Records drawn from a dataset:

──────────

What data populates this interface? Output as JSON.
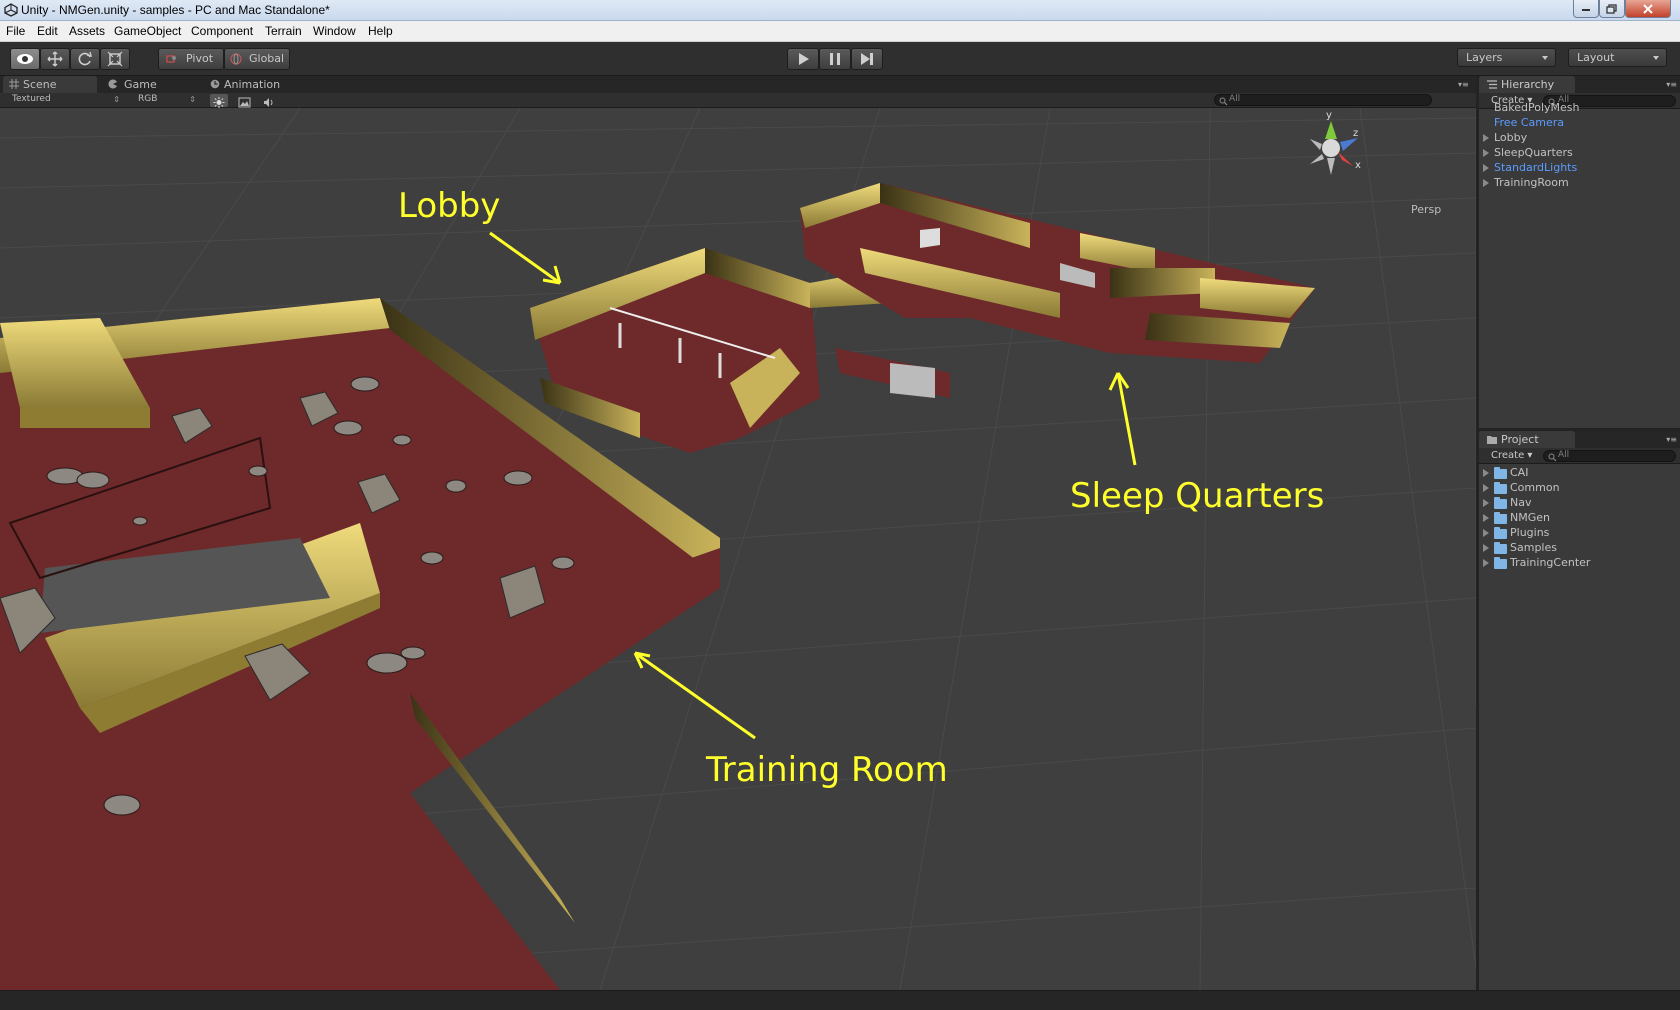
{
  "window": {
    "title": "Unity - NMGen.unity - samples - PC and Mac Standalone*"
  },
  "menu": [
    "File",
    "Edit",
    "Assets",
    "GameObject",
    "Component",
    "Terrain",
    "Window",
    "Help"
  ],
  "toolbar": {
    "pivot_label": "Pivot",
    "global_label": "Global",
    "layers_label": "Layers",
    "layout_label": "Layout"
  },
  "scene_tabs": {
    "scene": "Scene",
    "game": "Game",
    "animation": "Animation"
  },
  "scene_options": {
    "render_mode": "Textured",
    "color_mode": "RGB",
    "search_placeholder": "All"
  },
  "viewport": {
    "projection_label": "Persp",
    "gizmo_axes": {
      "x": "x",
      "y": "y",
      "z": "z"
    },
    "annotations": {
      "lobby": "Lobby",
      "sleep_quarters": "Sleep Quarters",
      "training_room": "Training Room"
    },
    "colors": {
      "annotation": "#ffff2b",
      "floor": "#6e2a2a",
      "wall": "#d7c067",
      "ground": "#3f3f3f"
    }
  },
  "hierarchy": {
    "tab_label": "Hierarchy",
    "create_label": "Create",
    "search_placeholder": "All",
    "items": [
      {
        "label": "BakedPolyMesh",
        "prefab": false,
        "expandable": false
      },
      {
        "label": "Free Camera",
        "prefab": true,
        "expandable": false
      },
      {
        "label": "Lobby",
        "prefab": false,
        "expandable": true
      },
      {
        "label": "SleepQuarters",
        "prefab": false,
        "expandable": true
      },
      {
        "label": "StandardLights",
        "prefab": true,
        "expandable": true
      },
      {
        "label": "TrainingRoom",
        "prefab": false,
        "expandable": true
      }
    ]
  },
  "project": {
    "tab_label": "Project",
    "create_label": "Create",
    "search_placeholder": "All",
    "folders": [
      "CAI",
      "Common",
      "Nav",
      "NMGen",
      "Plugins",
      "Samples",
      "TrainingCenter"
    ]
  }
}
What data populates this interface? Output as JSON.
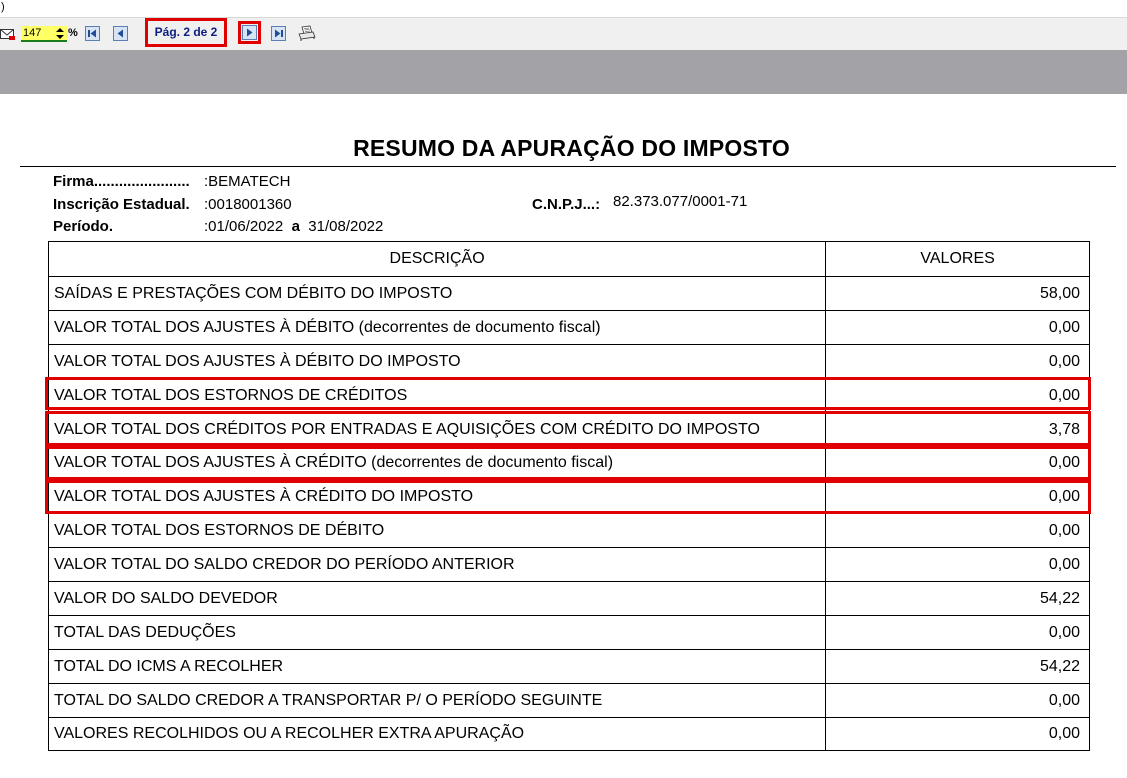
{
  "top_strip": {
    "text": ")"
  },
  "toolbar": {
    "zoom_value": "147",
    "zoom_unit": "%",
    "page_label": "Pág. 2 de 2",
    "icons": [
      "mail-icon",
      "zoom-spinner-icon",
      "first-page-icon",
      "previous-page-icon",
      "next-page-icon",
      "last-page-icon",
      "print-icon"
    ]
  },
  "report": {
    "title": "RESUMO DA APURAÇÃO DO IMPOSTO",
    "firma_label": "Firma.......................",
    "firma_value": "BEMATECH",
    "ie_label": "Inscrição Estadual.",
    "ie_value": "0018001360",
    "cnpj_label": "C.N.P.J...:",
    "cnpj_value": "82.373.077/0001-71",
    "periodo_label": "Período.",
    "periodo_start": "01/06/2022",
    "periodo_sep": "a",
    "periodo_end": "31/08/2022",
    "colon": ":",
    "columns": [
      "DESCRIÇÃO",
      "VALORES"
    ],
    "rows": [
      {
        "desc": "SAÍDAS E PRESTAÇÕES COM DÉBITO DO IMPOSTO",
        "value": "58,00"
      },
      {
        "desc": "VALOR TOTAL DOS AJUSTES À DÉBITO (decorrentes de documento fiscal)",
        "value": "0,00"
      },
      {
        "desc": "VALOR TOTAL DOS AJUSTES À DÉBITO DO IMPOSTO",
        "value": "0,00"
      },
      {
        "desc": "VALOR TOTAL DOS ESTORNOS DE CRÉDITOS",
        "value": "0,00"
      },
      {
        "desc": "VALOR TOTAL DOS CRÉDITOS POR ENTRADAS E AQUISIÇÕES COM CRÉDITO DO IMPOSTO",
        "value": "3,78"
      },
      {
        "desc": "VALOR TOTAL DOS AJUSTES À CRÉDITO (decorrentes de documento fiscal)",
        "value": "0,00"
      },
      {
        "desc": "VALOR TOTAL DOS AJUSTES À CRÉDITO DO IMPOSTO",
        "value": "0,00"
      },
      {
        "desc": "VALOR TOTAL DOS ESTORNOS DE DÉBITO",
        "value": "0,00"
      },
      {
        "desc": "VALOR TOTAL DO SALDO CREDOR DO PERÍODO ANTERIOR",
        "value": "0,00"
      },
      {
        "desc": "VALOR DO SALDO DEVEDOR",
        "value": "54,22"
      },
      {
        "desc": "TOTAL DAS DEDUÇÕES",
        "value": "0,00"
      },
      {
        "desc": "TOTAL DO ICMS A RECOLHER",
        "value": "54,22"
      },
      {
        "desc": "TOTAL DO SALDO CREDOR A TRANSPORTAR P/ O PERÍODO SEGUINTE",
        "value": "0,00"
      },
      {
        "desc": "VALORES  RECOLHIDOS OU A RECOLHER EXTRA APURAÇÃO",
        "value": "0,00"
      }
    ]
  },
  "colors": {
    "highlight": "#e00000",
    "page_label_text": "#0b1e80",
    "zoom_bg": "#ffff66",
    "gray_band": "#a3a2a6"
  }
}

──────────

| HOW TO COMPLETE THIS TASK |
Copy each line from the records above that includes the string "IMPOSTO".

| TASK RESULT |
    "title": "RESUMO DA APURAÇÃO DO IMPOSTO",
        "desc": "SAÍDAS E PRESTAÇÕES COM DÉBITO DO IMPOSTO",
        "desc": "VALOR TOTAL DOS AJUSTES À DÉBITO DO IMPOSTO",
        "desc": "VALOR TOTAL DOS CRÉDITOS POR ENTRADAS E AQUISIÇÕES COM CRÉDITO DO IMPOSTO",
        "desc": "VALOR TOTAL DOS AJUSTES À CRÉDITO DO IMPOSTO",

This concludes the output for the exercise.